What this task involves ::
The records below need copying. Match each line exactly.

Task data ::

::::

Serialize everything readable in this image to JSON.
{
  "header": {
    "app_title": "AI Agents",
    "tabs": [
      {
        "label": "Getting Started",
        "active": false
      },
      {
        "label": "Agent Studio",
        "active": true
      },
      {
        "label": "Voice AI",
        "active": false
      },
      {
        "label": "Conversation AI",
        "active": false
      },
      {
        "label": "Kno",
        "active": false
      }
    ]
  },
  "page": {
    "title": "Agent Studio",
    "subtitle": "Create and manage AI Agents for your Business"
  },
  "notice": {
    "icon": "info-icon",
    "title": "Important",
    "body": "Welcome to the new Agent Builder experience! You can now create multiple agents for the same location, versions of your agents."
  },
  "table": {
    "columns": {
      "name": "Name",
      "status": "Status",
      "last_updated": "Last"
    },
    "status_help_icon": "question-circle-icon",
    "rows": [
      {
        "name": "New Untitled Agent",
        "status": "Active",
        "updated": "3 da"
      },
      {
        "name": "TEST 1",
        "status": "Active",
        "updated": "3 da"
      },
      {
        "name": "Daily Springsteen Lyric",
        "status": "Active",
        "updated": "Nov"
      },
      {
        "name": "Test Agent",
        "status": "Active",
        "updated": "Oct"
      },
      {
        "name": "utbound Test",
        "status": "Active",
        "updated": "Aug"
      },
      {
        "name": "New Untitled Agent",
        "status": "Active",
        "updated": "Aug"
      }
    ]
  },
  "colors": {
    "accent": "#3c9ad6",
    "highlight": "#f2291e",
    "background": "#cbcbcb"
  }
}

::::

Task output ::
Serialize everything readable in this image to JSON.
{
  "header": {
    "app_title": "AI Agents",
    "tabs": [
      {
        "label": "Getting Started",
        "active": false
      },
      {
        "label": "Agent Studio",
        "active": true
      },
      {
        "label": "Voice AI",
        "active": false
      },
      {
        "label": "Conversation AI",
        "active": false
      },
      {
        "label": "Kno",
        "active": false
      }
    ]
  },
  "page": {
    "title": "Agent Studio",
    "subtitle": "Create and manage AI Agents for your Business"
  },
  "notice": {
    "icon": "info-icon",
    "title": "Important",
    "body": "Welcome to the new Agent Builder experience! You can now create multiple agents for the same location, versions of your agents."
  },
  "table": {
    "columns": {
      "name": "Name",
      "status": "Status",
      "last_updated": "Last"
    },
    "status_help_icon": "question-circle-icon",
    "rows": [
      {
        "name": "New Untitled Agent",
        "status": "Active",
        "updated": "3 da"
      },
      {
        "name": "TEST 1",
        "status": "Active",
        "updated": "3 da"
      },
      {
        "name": "Daily Springsteen Lyric",
        "status": "Active",
        "updated": "Nov"
      },
      {
        "name": "Test Agent",
        "status": "Active",
        "updated": "Oct"
      },
      {
        "name": "utbound Test",
        "status": "Active",
        "updated": "Aug"
      },
      {
        "name": "New Untitled Agent",
        "status": "Active",
        "updated": "Aug"
      }
    ]
  },
  "colors": {
    "accent": "#3c9ad6",
    "highlight": "#f2291e",
    "background": "#cbcbcb"
  }
}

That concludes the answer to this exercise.